On newer computers, this usually isn't as important as it was in the past. The system doesn't need to rely on the bootloader from one operating system or another, because they have information about each installed operating system stored in the UEFI firmware. You can simply choose your OS from the system boot menu.
Can I have Windows installed in UEFI mode (the default for Windows 8 systems) and disable it to install Fedora?
No, you should not do that. UEFI's job is to boot operating systems, and if you disable that, you will also disable the ability to boot OSes that need it.
You should be consistent about firmware settings when multibooting. If you have a UEFI system, use it for every OS you install. Fedora supports UEFI systems, with or without SecureBoot. If you use backwards compatibility settings to emulate BIOS installations, you should do so for every OS you install.
Can I use universal USB creation tools to create Fedora installation media?
In short, no.
To fully answer that, you have to understand what these tools do. In times past, Linux distributions produced ISO images in a format that made them work when burned to an optical disc. The same format doesn't work when the image is directly written to a USB drives, so tools were created to modify the images for use on USB sticks. Typically, this involved transferring the contents of the image to the USB drive, then installing a syslinux bootloader to the drive and configuring it to boot the drive's new contents.
Today, Fedora images are created in a hybrid format that's directly usable as an optical disk or USB disk, for both legacy and UEFI systems. A syslinux bootloader alone isn't compatible with UEFI booting. When the universal installation tools replace the hybrid booting configuration with syslinux, the image can't be used on UEFI systems. You end up with a USB drive that's only bootable in legacy mode, which conflicts with dual booting of other operating systems installed in UEFI mode, such as any laptop preinstalled with Windows 8.

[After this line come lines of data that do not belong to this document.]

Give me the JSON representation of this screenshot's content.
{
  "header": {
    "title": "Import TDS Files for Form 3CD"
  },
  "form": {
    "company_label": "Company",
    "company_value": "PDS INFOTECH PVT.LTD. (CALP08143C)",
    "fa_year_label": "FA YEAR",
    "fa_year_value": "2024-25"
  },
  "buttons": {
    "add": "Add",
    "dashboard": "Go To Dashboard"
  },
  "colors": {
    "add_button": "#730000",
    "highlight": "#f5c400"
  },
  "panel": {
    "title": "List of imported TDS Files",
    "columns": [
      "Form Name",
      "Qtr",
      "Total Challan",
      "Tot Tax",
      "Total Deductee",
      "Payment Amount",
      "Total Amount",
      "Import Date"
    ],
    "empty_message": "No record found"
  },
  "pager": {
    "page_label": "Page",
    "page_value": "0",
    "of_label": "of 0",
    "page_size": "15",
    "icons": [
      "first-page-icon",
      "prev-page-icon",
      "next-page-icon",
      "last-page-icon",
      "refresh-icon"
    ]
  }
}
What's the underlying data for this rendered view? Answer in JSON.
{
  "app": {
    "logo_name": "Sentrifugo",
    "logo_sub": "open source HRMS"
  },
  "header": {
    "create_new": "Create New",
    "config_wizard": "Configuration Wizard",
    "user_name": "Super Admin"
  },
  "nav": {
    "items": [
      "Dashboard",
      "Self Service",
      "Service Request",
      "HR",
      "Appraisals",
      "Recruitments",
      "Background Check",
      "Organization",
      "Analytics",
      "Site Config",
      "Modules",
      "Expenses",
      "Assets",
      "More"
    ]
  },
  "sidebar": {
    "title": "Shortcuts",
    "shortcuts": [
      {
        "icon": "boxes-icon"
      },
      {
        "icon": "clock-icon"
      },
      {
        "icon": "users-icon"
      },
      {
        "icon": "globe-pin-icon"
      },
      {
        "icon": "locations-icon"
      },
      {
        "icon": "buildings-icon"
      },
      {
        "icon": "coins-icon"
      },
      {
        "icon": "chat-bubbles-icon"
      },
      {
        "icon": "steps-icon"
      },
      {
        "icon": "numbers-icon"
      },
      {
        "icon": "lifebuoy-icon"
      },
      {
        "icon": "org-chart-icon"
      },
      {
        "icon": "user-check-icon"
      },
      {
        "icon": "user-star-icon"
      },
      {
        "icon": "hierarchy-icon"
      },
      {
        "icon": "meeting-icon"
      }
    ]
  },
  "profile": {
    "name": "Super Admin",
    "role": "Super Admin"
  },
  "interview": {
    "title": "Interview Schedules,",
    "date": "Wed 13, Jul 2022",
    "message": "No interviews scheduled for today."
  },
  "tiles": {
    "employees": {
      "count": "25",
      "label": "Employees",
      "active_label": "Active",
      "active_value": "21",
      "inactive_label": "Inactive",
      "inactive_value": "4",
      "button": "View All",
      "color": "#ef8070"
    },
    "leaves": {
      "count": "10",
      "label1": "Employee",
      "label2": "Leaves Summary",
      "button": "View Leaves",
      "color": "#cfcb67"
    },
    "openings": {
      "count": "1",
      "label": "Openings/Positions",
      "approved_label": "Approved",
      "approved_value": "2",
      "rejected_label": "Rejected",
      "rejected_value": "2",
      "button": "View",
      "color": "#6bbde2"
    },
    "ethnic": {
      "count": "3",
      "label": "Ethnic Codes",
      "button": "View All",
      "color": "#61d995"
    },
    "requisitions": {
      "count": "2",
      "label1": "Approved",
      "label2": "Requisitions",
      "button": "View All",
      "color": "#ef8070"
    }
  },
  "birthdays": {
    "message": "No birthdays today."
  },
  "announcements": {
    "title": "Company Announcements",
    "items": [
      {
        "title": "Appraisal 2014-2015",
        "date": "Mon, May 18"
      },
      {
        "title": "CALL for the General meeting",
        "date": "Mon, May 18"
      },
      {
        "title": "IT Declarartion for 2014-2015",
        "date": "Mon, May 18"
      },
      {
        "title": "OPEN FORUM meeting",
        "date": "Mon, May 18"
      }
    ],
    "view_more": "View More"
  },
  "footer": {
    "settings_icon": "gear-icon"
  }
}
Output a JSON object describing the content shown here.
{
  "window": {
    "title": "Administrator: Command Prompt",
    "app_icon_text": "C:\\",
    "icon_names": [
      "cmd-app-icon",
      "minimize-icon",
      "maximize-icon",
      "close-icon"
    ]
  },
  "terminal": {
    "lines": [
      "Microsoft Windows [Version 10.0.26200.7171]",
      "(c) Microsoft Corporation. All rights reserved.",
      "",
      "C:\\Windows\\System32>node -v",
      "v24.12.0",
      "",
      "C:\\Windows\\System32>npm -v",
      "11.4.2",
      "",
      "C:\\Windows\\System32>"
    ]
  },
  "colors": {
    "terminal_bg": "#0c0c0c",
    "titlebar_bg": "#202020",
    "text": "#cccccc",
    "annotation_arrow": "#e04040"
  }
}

For best results, follow the instructions in the Fedora Installation Guide for a direct write method of creating USB media.
The Fedora installer says I don't have enough free space, but Windows says my C: drive has plenty. What's going on?
Fedora needs it's own space, it cannot use free space on C:. You can use the installer to resize existing partitions and make room for Fedora.